Nick and Sandi Stupiansky had an old, defunct wine cooler.
So they decided to make a library.
Like If You Give a Mouse a Cookie, it would seem that if you give two ingenious literary minds a sturdy metal box with shelves, they will inevitably fill it with books.
And so, the CLSC Little Free Library was born. Located behind the Literary Arts Center at Alumni Hall on Wythe, the library is the gift of the CLSC Class of 2006, of which the Stupianskys are members.
“Since Chautauqua is such a literary community, it made sense to try to share the CLSC books from the past with as many people (as possible),” Nick Stupiansky said.
Although readers can search the internet for many of the historic Chautauqua Literary and Scientific Circle books, Nick Stupiansky said the library is an attempt to make the books free and accessible for the Chautauqua community. It is also a place for Chautauquans to pass already-read CLSC books along to others.
And unlike a regular library, Sandi Stupiansky said people can take these books home with them, be that on or off the grounds. This is ideal for people who may be visiting Chautauqua and need more time with a book to do it justice, she said.
The library joins the more than 70,000 Little Free Libraries sprinkled across the world.
And in Chautauqua, the library is in good company. According to Nick Stupiansky, a library dedicated to children’s books is in the works, which will be located near Children’s School. The Stupianskys are also working with the Bird, Tree & Garden Club to create a science-themed library.
Sandi Stupiansky said community members have already added to the original 70 books in the couple’s collection and that the books represent decades of CLSC history through 2018. After the books are donated, they are stamped with a little note to ensure future readers know where their book came from.
The motto for the CLSC Class of 2006 is “Readers Create Global Pathways,” and the class alumni are called “pathmakers.”

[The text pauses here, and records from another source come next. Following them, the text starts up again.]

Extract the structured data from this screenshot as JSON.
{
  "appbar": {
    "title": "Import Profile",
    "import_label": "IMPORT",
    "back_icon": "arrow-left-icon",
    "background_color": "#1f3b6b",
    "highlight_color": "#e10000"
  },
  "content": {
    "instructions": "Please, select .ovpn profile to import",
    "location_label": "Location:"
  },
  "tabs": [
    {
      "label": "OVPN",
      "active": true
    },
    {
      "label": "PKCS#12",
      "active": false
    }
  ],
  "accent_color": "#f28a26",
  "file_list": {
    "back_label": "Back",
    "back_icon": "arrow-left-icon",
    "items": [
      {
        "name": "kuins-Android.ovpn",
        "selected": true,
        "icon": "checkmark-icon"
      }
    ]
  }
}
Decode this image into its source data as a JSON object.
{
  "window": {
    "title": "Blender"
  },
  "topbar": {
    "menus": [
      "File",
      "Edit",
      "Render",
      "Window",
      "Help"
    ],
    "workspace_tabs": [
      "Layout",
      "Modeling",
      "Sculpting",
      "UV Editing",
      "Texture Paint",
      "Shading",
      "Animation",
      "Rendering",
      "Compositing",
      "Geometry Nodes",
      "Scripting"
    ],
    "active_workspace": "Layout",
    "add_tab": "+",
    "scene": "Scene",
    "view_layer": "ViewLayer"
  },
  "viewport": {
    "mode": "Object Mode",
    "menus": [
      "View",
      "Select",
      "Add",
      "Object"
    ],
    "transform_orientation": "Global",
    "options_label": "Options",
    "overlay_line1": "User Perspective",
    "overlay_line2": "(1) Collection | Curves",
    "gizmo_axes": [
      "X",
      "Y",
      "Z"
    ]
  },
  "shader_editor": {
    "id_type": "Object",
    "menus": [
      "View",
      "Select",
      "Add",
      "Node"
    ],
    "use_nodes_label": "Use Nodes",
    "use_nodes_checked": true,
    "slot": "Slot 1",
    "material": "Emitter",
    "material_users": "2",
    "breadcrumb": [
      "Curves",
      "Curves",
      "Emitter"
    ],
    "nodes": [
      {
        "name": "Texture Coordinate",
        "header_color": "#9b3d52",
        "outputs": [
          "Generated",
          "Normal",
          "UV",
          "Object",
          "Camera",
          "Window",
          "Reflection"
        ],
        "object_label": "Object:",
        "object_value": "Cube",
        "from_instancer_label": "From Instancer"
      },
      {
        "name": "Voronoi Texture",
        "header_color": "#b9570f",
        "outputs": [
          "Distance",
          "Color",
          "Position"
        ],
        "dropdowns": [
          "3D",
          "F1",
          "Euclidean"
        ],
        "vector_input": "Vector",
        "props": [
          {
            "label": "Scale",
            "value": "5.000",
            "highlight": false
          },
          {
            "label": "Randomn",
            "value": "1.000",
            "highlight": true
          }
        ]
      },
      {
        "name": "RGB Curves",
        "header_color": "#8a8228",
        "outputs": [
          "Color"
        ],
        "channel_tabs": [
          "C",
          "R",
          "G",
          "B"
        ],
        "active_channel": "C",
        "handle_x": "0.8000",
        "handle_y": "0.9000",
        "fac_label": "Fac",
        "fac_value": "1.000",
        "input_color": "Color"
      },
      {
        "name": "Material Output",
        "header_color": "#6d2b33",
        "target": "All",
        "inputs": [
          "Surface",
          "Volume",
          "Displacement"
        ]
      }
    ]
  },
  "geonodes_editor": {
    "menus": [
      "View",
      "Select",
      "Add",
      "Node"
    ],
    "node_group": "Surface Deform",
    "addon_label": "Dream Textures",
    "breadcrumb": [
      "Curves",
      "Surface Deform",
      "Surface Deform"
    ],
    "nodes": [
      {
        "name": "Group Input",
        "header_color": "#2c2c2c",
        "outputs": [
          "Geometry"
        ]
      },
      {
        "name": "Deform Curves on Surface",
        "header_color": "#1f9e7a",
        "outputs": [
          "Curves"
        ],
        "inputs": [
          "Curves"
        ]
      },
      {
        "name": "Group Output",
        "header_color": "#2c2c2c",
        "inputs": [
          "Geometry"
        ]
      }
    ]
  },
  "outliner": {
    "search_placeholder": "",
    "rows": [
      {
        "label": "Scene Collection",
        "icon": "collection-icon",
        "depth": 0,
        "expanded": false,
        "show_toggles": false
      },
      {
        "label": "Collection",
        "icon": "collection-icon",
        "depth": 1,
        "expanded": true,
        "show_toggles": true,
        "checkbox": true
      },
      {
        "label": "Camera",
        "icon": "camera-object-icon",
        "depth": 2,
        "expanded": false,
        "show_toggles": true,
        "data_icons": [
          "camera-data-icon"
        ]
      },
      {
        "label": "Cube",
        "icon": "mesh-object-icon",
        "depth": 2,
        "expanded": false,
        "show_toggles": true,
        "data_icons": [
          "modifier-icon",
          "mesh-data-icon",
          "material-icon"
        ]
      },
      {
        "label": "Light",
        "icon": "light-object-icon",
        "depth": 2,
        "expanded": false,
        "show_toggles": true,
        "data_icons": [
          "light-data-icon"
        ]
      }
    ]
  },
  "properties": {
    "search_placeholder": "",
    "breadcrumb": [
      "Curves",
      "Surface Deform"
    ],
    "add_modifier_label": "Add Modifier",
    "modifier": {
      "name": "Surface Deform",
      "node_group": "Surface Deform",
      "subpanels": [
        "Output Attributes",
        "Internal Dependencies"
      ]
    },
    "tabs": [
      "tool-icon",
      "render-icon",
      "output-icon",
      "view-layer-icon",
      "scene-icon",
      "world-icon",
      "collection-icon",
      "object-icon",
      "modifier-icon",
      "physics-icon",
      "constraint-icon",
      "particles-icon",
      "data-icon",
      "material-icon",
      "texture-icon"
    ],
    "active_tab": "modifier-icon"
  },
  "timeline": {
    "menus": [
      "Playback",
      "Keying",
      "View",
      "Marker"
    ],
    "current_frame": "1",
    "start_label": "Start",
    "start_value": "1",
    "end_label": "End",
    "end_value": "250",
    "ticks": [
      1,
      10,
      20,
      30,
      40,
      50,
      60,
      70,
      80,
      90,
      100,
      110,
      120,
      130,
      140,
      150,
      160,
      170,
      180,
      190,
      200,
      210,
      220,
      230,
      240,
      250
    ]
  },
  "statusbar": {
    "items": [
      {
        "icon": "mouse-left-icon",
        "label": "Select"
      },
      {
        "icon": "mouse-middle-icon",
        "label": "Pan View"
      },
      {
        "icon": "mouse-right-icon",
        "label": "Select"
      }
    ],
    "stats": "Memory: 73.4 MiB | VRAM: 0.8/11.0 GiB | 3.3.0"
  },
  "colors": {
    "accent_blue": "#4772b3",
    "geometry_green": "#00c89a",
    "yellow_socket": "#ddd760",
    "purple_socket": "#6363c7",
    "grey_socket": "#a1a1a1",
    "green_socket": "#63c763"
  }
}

Staying true to theme, the class flower is a globe thistle. Class member Gail Gamble will paint the library with the floral motif, and specimens of the flower are planted in the ground surrounding the library.
The library will be removed during the off-season for protection from the snow plows, although the refurbished wine cooler is “weather-proof,” Nick Stupiansky said.
Sandi Stupiansky added that her husband also removed the cords and freeze-on, so that the fridge is safe and ready for its second chapter as a community library.
The Stupianskys try to check the library every other day, and they carry a large box of books in their car to “feed” the shelves.
“We have a lot of books,” Sandi Stupiansky said.
And good books, she said, belong in the hands of “people who appreciate good literature.”
“As we clean off our book shelves — which are just bursting at the seams in our house — it’s been good to know that somebody is taking these books and appreciating them,” she said.